Frank I. Hoppe, COO, Richard Brashears, CTO, and Cheryl Murphy Durzy, CEO have launched LibDib, a web platform and mobile app for distributing small producers’ inventory.
With all the consolidation going on among distributors and producers of alcoholic beverages, it’s become increasingly difficult for small producers to get their product on retail shelves and restaurant lists. But that era’s about to come to an end.
LibDib, which stands for Liberation Distribution, is the brainchild of founder and CEO Cheryl Murphy Durzy. The idea is to distribute small producers’ inventory with an easy-to use, proprietary web platform and mobile app. Founded in San Jose, Calif., in June 2016, the company officially launched on March 22, 2017. Initially, it’s open to restaurants, bars and retailers located in New York and California and producers from anywhere, but will expand to other states in the coming months. Its platform lets restaurants, bars and retailers purchase a wider variety of products at a lower cost and lets makers get their products to market easily and in legal compliance.
Durzy is part of the Clos LaChance (Central Coast, Calif.) winery family and has worked on its marketing and distribution for 20 years. “I became frustrated with not being able to meet the projected numbers,” she says. Her response was to create a way for smaller producers to get the distribution they deserve in a simple, easy-to-use manner. She partnered with Richard Brashears, CTO, and Frank I Hoppe, COO and general counsel, to bring her idea to life. She also spoke to producers about her idea and what hurdles they needed to overcome to help her solidify her plan for connecting them with restaurants and retailers nationwide.
How it Works

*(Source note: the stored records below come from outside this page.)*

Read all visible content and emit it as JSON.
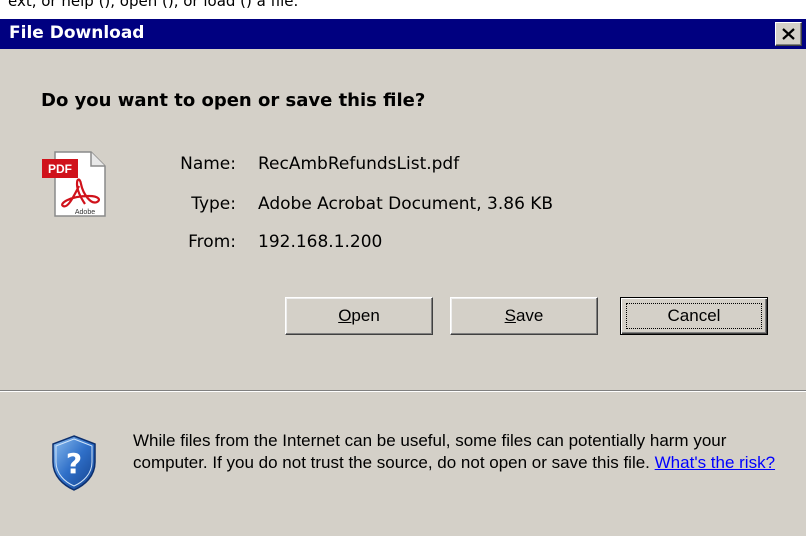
{
  "background_text": "ext, or help (), open (), or load () a file.",
  "dialog": {
    "title": "File Download",
    "question": "Do you want to open or save this file?",
    "file": {
      "icon": "pdf-file-icon",
      "name_label": "Name:",
      "name_value": "RecAmbRefundsList.pdf",
      "type_label": "Type:",
      "type_value": "Adobe Acrobat Document, 3.86 KB",
      "from_label": "From:",
      "from_value": "192.168.1.200"
    },
    "buttons": {
      "open_prefix": "",
      "open_accel": "O",
      "open_rest": "pen",
      "save_accel": "S",
      "save_rest": "ave",
      "cancel_label": "Cancel"
    },
    "warning": {
      "icon": "shield-question-icon",
      "text": "While files from the Internet can be useful, some files can potentially harm your computer. If you do not trust the source, do not open or save this file. ",
      "link": "What's the risk?"
    }
  },
  "colors": {
    "titlebar": "#000080",
    "face": "#d4d0c8",
    "link": "#0000ff"
  }
}
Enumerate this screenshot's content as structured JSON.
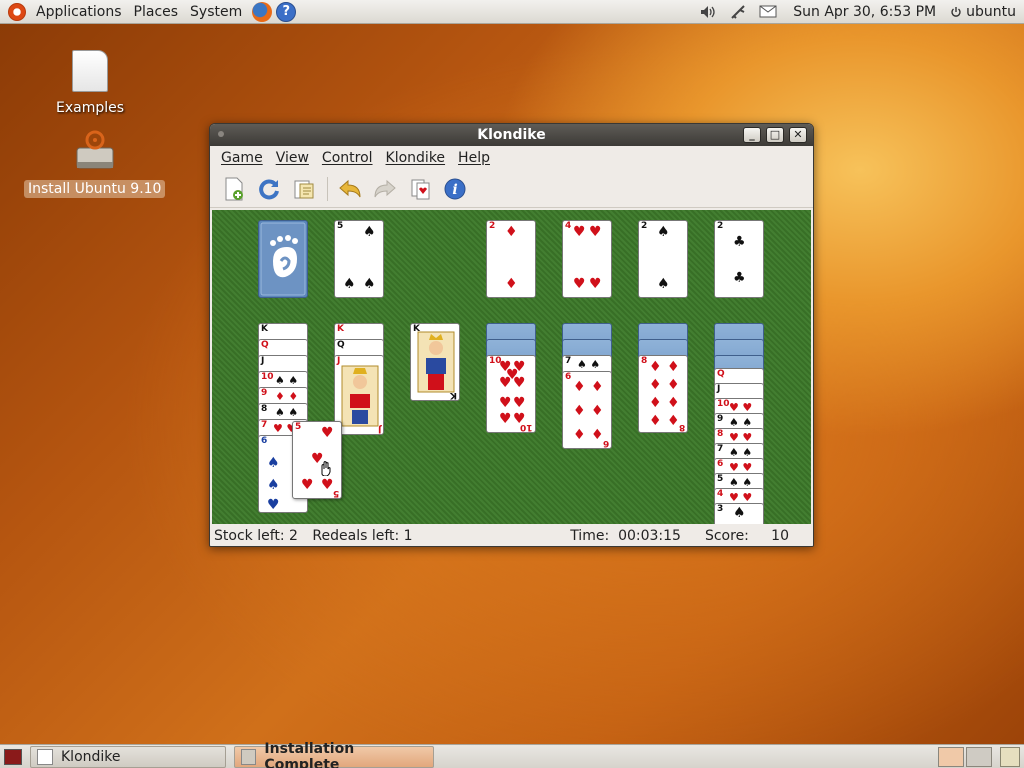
{
  "top_panel": {
    "applications": "Applications",
    "places": "Places",
    "system": "System",
    "clock": "Sun Apr 30,  6:53 PM",
    "user": "ubuntu"
  },
  "desktop": {
    "examples_label": "Examples",
    "installer_label": "Install Ubuntu 9.10"
  },
  "window": {
    "title": "Klondike",
    "menu": [
      "Game",
      "View",
      "Control",
      "Klondike",
      "Help"
    ],
    "status": {
      "stock": "Stock left: 2",
      "redeals": "Redeals left: 1",
      "time_label": "Time:",
      "time_value": "00:03:15",
      "score_label": "Score:",
      "score_value": "10"
    }
  },
  "cards": {
    "waste_top": "5",
    "foundation_1": "2",
    "foundation_2": "4",
    "foundation_3": "2",
    "foundation_4": "2",
    "tableau_3_top": "K",
    "dragged": "5"
  },
  "taskbar": {
    "klondike": "Klondike",
    "install": "Installation Complete"
  },
  "colors": {
    "felt": "#3d7a2a",
    "titlebar": "#4a4743",
    "accent": "#dd4814"
  }
}
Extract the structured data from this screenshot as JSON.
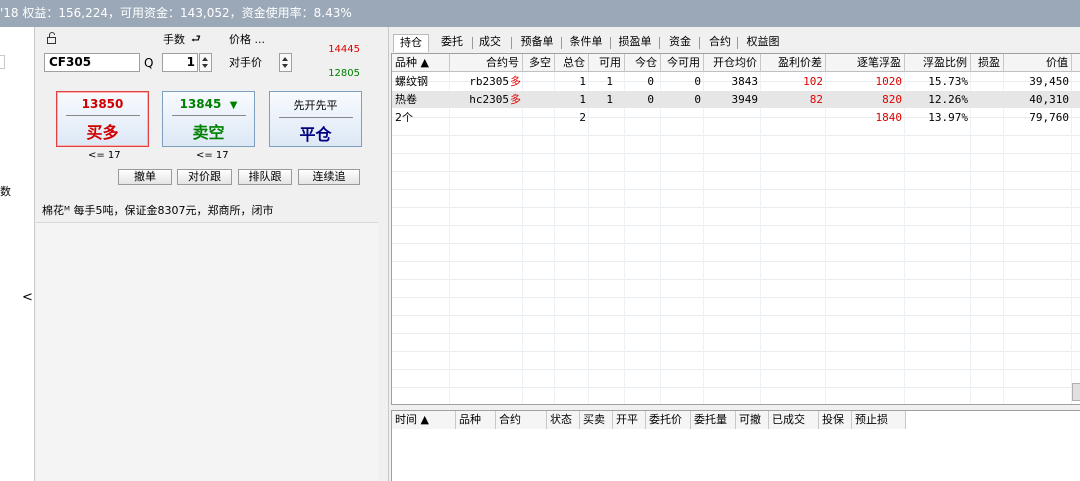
{
  "topbar": {
    "text": "'18  权益：156,224，可用资金：143,052，资金使用率：8.43%"
  },
  "left_strip": {
    "fragment": "数",
    "collapse_glyph": "<"
  },
  "order_panel": {
    "qty_label": "手数",
    "price_label": "价格 ...",
    "price_type": "对手价",
    "instrument": "CF305",
    "quantity": "1",
    "upper_price": "14445",
    "lower_price": "12805",
    "buy": {
      "price": "13850",
      "action": "买多"
    },
    "sell": {
      "price": "13845",
      "arrow": "▼",
      "action": "卖空"
    },
    "close": {
      "mode": "先开先平",
      "action": "平仓"
    },
    "buy_limit": "<= 17",
    "sell_limit": "<= 17",
    "buttons": {
      "cancel": "撤单",
      "chase_opponent": "对价跟",
      "chase_queue": "排队跟",
      "chase_continuous": "连续追"
    },
    "info": "棉花ᴹ 每手5吨，保证金8307元，郑商所，闭市"
  },
  "tabs": [
    "持仓",
    "委托",
    "成交",
    "预备单",
    "条件单",
    "损盈单",
    "资金",
    "合约",
    "权益图"
  ],
  "positions": {
    "columns": [
      "品种 ▲",
      "合约号",
      "多空",
      "总仓",
      "可用",
      "今仓",
      "今可用",
      "开仓均价",
      "盈利价差",
      "逐笔浮盈",
      "浮盈比例",
      "损盈",
      "价值"
    ],
    "rows": [
      {
        "name": "螺纹钢",
        "contract": "rb2305",
        "dir": "多",
        "total": "1",
        "avail": "1",
        "today": "0",
        "today_avail": "0",
        "open_avg": "3843",
        "diff": "102",
        "float_pnl": "1020",
        "ratio": "15.73%",
        "sl": "",
        "value": "39,450"
      },
      {
        "name": "热卷",
        "contract": "hc2305",
        "dir": "多",
        "total": "1",
        "avail": "1",
        "today": "0",
        "today_avail": "0",
        "open_avg": "3949",
        "diff": "82",
        "float_pnl": "820",
        "ratio": "12.26%",
        "sl": "",
        "value": "40,310"
      }
    ],
    "summary": {
      "name": "2个",
      "total": "2",
      "float_pnl": "1840",
      "ratio": "13.97%",
      "value": "79,760"
    }
  },
  "orders": {
    "columns": [
      "时间 ▲",
      "品种",
      "合约",
      "状态",
      "买卖",
      "开平",
      "委托价",
      "委托量",
      "可撤",
      "已成交",
      "投保",
      "预止损"
    ]
  },
  "colors": {
    "topbar": "#9ba8b8",
    "profit": "#e00000",
    "sell": "#008000"
  }
}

To get started, any licensed maker can set up an account by simply logging in and uploading information and licensing as prompted. Makers can include as much information as they’d like — company information, tasting notes, label and bottle images, social media links, videos, shelf talkers and more — as well as set up their own pricing. LibDib is a licensed wholesaler that operates within the three-tier system and where producers have complete control over what they’re selling, how much (without minimums) and where it’s distributed. Producers handle shipping or delivery directly to the restaurants, bars and retailers that order from them, and both sides can communicate with each other directly through the platform. “Everyone in restaurants and retail wants to communicate directly with makers so they can make a personal connection,” says Durzy.
When an order is made, the producer is notified via email or text. Transactions and taxes are handled by LibDib and producers receive payment within 30 days of the transaction, including detailed sales reports. LibDib provides transparency in its margin, with an average of 15% (compared to the 30% traditional distributors charge). There are no bill backs, no aging inventory or buying back product and makers are free to leave at will.
“I believe small batch production is where the market is going,” says Durzy. “People, especially younger ones, are interested in trying new things. Using LibDib, retailers, bars and restaurants can make more money by carrying unique, different products. The whole idea is to make this easy for everyone involved.” At launch, approximately 100 producers were in the initial group of using LibDib, with several of them involved in the Beta process.
“Securing distribution has been the biggest challenge to growing my label and reaching a wider market,” says Ryan Cochrane of Ryan Cochrane Wines. “There just aren’t many options for small producers like me. LibDib makes perfect sense because it provides me with a very solid distribution option. I can get my brand to market and communicate directly with accounts. It’s exactly what I’ve been looking for.”
What the Future Holds
Durzy isn’t stopping with what the platform initially offers. Aside from expanding into more states, she also plans a “Meet the Makers” channel where short videos can help introduce producers and purchasers. “LibDib is the supplier-friendly distributor,” she says. “I want to help them as much as I can and provide suggestions on how to distribute and where. This has been a challenging part of sales for them. It’s hard to get the big distributors’ attention because they don’t want micro distribution.” She adds that she someday hopes to create partnerships with big distributors to help producers transition over if and when they’re ready.